Mary Glenney: â€œWell, thatâ€™s why I think your book is so important. Because, you know, Iâ€™m hearing the stuff coming out of Congress now and Iâ€™m waiting for Baucusâ€”or maybe heâ€™s already said itâ€”that we canâ€™t afford to do anything about this. I mean, Iâ€™m just waiting for him to say that and the Senate Finance Committee. And, you know, because already the lines are being formed: do nothing or, you know, that Volker and othersâ€”not exactly raving liberalsâ€”are saying that youâ€™ve got to reinstate something like Glass-Steagall. And I thought it was interesting, because he was talking about regulatoryâ€”I canâ€™t remember the word he usedâ€”but, in other words, you canâ€™t really put regulations on these kind of people, because they frankly will kind of absorb the regulations and turn them to their benefit.â€
Prins: â€œAnd they will ignore regulations. Thatâ€™s why these conversations about many regulations are so annoying, because they act as if thereâ€™s something being done to contain the risk that was taken. And, in fact, itâ€™s really cosmetic. And, youâ€™re right, banks will found their way around it. However, if you really segregate the banking industry, and you disallow companies to trade that are also dealing with commercial deposits, or at least you severely limit their ability to trade, thatâ€™s actual regulation. That actually gets you somewhere and that is something that Volker hasâ€”Paul Volker, former chairman of the Federal Reserveâ€”has indicated. And every time he says something, the White House kind of distances itself and says, â€œNo, no, no.â€ Itâ€™s like, â€œWe donâ€™t really want to go there.â€ And, yet, he makes perfect sense. Heâ€™s always made perfect sense. He was against the repeal of Glass-Steagall when it happened 10 years ago. Heâ€™s always indicated, and even when he was chairman of the Fed, that there were problems with mixing these different types of financial services in the same institution. And there are. I mean, what more proof do you need than a 14 trillion subsidization of the industry? Itâ€™s like if the rest of Congress, and the president, and the treasury secretary donâ€™t get it now, or refuse to understand it now, I donâ€™t know what it would take.â€

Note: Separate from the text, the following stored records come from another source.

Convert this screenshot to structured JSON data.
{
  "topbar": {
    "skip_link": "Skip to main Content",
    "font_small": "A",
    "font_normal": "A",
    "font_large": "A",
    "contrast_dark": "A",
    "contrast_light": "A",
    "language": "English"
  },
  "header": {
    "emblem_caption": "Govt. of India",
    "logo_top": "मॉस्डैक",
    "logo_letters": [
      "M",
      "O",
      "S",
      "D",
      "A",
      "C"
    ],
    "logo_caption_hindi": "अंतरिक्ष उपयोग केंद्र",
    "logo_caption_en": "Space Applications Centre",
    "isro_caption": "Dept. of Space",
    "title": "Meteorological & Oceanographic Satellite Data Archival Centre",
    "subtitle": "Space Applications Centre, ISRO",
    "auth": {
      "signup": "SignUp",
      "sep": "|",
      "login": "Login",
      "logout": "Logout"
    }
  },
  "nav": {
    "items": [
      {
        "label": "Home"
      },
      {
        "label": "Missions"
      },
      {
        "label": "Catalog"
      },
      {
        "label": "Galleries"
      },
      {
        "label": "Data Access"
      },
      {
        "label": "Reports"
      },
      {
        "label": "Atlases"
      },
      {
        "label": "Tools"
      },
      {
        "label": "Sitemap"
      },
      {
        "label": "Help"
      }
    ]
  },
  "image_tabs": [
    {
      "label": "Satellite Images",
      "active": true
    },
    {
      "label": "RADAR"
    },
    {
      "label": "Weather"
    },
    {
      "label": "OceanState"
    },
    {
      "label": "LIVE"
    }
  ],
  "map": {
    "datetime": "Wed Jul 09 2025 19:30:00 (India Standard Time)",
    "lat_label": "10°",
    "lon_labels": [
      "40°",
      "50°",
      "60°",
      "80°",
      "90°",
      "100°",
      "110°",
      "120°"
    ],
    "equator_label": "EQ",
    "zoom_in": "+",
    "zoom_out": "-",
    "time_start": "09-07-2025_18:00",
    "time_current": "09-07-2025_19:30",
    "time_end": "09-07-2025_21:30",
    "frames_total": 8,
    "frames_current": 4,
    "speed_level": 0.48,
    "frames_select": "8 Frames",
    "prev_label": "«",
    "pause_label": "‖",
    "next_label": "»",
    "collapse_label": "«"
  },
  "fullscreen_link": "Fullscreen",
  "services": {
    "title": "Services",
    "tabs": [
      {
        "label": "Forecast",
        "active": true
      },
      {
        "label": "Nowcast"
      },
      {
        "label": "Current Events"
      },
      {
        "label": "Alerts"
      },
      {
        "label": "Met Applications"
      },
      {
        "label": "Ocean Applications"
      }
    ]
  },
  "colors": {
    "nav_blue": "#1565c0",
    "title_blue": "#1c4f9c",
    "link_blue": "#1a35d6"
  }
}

Glenney: â€œI donâ€™t either, but I know itâ€™s going to take something. And itâ€™s certainly going to take the kind of information that you have in your book, It Takes a Pillage. Because I think when people actually understand what happensâ€”and not only that, theyâ€™re losing their jobs, theyâ€™re losing their houses. You know, they donâ€™t have adequate health care. Thereâ€™s really, thereâ€™s no bottom in sight, yet, for the little people here. And I think thatâ€™s frightening. And, you know, when Congress is talking about what to do about this, our voices have got to be heard.â€
Prins: â€œYes. We have to keep on being heard and we have to keep on being loud. And we have to keep on letting the Congress people that we knowâ€”and, actually, you know, one for example is Democratic Representative Alan Grayson from Florida Congressman Alan who are saying some very logical things and trying to push for change. And, itâ€™s important for other people in Congress see that they have support from their constituents, because that makes them think about what they should say and the kind of support they could then get in return from their constituents. Congress is like high school. I mean, itâ€™s sort of like, if someoneâ€™s popular, then other people kind of migrate. If someoneâ€™s not popular, they sort of go away from them. You know, and so you just need to help.â€
You can hear this interview in its entirety tomorrow morning on 88.5 FM beginning at 10 am.comments powered by Disqus